== Segment start ==

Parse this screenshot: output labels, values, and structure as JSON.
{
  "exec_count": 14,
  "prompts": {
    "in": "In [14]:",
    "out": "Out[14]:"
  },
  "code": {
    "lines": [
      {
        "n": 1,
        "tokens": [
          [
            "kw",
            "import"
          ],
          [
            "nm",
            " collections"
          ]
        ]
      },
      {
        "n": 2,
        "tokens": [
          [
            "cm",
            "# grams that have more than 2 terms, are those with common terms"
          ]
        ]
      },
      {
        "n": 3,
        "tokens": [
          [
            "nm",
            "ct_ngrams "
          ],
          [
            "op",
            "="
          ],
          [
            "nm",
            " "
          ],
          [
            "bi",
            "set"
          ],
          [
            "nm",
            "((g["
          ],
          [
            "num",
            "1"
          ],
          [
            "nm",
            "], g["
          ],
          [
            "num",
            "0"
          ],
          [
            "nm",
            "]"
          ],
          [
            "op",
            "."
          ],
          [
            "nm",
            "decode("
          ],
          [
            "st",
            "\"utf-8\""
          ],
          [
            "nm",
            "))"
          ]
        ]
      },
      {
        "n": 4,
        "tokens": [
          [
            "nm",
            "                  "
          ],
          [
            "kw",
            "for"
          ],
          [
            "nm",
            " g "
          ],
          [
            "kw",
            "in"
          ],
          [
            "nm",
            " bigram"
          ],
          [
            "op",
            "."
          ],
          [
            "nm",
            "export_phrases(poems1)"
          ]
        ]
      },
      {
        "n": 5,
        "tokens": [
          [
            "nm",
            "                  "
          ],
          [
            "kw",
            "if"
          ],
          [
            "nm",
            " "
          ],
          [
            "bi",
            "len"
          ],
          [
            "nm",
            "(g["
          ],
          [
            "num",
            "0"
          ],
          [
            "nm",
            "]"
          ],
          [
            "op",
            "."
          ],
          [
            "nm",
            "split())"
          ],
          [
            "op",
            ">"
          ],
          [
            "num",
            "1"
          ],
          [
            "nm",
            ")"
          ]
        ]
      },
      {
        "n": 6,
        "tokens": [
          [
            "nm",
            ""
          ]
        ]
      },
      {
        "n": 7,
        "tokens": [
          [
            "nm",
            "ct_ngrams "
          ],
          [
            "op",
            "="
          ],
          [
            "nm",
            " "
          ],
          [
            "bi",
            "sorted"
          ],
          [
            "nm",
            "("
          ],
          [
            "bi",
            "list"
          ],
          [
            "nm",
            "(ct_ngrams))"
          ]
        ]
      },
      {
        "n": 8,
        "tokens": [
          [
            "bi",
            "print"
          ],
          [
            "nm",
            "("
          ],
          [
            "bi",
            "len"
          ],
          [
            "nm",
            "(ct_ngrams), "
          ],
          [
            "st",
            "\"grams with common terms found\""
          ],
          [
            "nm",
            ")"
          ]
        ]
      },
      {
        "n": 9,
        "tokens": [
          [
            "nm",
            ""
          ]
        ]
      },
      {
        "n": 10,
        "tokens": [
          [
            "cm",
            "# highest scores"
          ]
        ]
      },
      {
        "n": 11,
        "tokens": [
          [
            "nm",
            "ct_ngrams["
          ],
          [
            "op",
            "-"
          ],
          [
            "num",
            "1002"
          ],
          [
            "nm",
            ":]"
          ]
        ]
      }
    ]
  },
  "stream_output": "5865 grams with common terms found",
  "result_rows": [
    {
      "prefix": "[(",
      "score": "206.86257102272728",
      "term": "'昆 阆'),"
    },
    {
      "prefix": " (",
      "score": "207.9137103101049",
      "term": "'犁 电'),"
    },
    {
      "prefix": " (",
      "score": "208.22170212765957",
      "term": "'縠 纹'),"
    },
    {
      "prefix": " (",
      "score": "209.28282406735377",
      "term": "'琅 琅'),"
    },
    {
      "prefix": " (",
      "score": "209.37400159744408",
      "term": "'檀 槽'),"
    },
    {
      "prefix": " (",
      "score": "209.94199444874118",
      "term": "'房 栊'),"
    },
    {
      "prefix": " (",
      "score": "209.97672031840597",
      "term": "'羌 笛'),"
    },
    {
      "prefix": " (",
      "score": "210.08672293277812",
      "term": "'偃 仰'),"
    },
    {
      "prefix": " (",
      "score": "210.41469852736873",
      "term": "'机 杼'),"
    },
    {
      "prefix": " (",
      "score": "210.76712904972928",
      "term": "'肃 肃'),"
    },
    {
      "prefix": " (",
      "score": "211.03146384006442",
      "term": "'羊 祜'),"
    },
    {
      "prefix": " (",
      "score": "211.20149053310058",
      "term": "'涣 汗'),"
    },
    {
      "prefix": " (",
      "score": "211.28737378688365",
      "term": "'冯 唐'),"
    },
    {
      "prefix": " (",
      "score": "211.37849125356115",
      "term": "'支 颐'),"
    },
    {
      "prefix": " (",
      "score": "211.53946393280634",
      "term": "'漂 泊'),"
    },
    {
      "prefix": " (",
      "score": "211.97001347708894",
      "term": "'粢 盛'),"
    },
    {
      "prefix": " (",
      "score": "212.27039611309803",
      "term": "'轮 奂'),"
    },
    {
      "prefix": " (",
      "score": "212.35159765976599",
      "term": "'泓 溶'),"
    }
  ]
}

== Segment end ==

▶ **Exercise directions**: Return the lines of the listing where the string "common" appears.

▶ **Answer section**:
            "# grams that have more than 2 terms, are those with common terms"
            "\"grams with common terms found\""
  "stream_output": "5865 grams with common terms found",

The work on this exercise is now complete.